» **YOUR TASK**
From the entries below, work out how many lines contain the string "true"; answer with the number alone.

» **DATA EXTRACT**
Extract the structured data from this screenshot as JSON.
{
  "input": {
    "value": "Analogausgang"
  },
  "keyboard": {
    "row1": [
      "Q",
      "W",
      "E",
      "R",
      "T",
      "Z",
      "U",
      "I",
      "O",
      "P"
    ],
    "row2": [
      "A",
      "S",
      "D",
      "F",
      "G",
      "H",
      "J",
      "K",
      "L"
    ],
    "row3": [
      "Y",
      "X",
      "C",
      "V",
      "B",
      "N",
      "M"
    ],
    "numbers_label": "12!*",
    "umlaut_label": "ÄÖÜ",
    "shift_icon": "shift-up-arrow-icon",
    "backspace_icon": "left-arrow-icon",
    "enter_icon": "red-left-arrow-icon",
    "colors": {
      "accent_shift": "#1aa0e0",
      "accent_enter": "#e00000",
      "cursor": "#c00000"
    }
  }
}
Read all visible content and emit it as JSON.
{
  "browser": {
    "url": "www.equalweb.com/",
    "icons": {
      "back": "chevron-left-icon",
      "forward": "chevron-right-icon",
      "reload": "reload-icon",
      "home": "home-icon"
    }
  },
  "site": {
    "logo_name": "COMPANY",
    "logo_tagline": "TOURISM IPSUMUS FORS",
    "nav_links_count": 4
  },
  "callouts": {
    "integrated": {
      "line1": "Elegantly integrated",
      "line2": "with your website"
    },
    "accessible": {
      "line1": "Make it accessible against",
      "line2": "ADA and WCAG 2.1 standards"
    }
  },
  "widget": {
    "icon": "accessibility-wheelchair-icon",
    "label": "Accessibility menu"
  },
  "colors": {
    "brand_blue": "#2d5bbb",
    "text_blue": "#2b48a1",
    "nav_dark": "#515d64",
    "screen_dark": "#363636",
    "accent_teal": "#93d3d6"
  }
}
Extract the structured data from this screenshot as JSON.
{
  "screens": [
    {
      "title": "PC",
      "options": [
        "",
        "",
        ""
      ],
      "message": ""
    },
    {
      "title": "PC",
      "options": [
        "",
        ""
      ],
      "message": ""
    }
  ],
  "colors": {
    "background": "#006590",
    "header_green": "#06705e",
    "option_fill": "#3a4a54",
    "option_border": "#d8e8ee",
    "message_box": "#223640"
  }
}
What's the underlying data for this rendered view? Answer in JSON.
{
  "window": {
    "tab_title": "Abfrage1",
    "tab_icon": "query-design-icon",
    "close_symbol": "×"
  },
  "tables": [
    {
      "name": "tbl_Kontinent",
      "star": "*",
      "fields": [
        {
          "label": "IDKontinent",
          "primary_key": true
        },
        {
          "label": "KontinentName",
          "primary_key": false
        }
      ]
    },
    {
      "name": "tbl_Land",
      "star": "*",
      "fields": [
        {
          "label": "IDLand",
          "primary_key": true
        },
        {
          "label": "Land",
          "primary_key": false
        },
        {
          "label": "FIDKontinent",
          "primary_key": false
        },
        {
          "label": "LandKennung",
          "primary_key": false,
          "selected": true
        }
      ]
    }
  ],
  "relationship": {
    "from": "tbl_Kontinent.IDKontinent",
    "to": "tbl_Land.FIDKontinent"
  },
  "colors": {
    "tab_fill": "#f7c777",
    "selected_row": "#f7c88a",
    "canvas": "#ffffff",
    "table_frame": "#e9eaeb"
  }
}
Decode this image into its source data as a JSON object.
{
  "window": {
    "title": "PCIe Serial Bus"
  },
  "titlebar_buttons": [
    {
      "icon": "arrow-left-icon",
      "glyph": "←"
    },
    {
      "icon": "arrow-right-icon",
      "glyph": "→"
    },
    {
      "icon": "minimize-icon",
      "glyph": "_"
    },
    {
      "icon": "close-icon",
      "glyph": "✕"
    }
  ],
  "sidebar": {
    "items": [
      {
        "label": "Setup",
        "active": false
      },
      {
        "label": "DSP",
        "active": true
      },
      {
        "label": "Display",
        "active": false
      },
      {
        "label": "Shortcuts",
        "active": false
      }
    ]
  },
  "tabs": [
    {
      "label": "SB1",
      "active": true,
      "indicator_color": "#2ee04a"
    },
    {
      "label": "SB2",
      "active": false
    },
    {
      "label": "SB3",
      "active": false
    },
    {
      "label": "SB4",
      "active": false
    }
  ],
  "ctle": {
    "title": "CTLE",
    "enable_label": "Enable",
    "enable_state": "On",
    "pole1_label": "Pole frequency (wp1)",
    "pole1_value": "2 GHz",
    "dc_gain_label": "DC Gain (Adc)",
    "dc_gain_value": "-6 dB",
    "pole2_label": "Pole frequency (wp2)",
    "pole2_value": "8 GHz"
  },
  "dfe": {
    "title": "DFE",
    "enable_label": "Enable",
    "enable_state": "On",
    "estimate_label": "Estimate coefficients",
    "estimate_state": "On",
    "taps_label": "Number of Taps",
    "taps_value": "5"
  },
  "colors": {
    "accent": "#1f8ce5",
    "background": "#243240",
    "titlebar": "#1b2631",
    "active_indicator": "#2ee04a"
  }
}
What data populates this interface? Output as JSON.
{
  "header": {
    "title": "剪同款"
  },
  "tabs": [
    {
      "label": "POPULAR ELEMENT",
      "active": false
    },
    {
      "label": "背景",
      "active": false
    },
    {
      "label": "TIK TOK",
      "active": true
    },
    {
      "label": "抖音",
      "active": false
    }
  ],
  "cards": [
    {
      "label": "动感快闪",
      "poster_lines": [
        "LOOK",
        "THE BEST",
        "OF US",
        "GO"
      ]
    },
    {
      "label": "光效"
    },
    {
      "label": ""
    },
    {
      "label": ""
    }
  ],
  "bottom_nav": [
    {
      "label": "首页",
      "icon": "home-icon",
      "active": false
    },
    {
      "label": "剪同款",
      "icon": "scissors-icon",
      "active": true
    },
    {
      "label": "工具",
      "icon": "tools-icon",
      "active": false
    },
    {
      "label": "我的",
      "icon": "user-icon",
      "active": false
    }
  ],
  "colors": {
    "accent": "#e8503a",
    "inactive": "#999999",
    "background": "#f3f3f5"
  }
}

» **RESPONSE TO THIS TASK**
7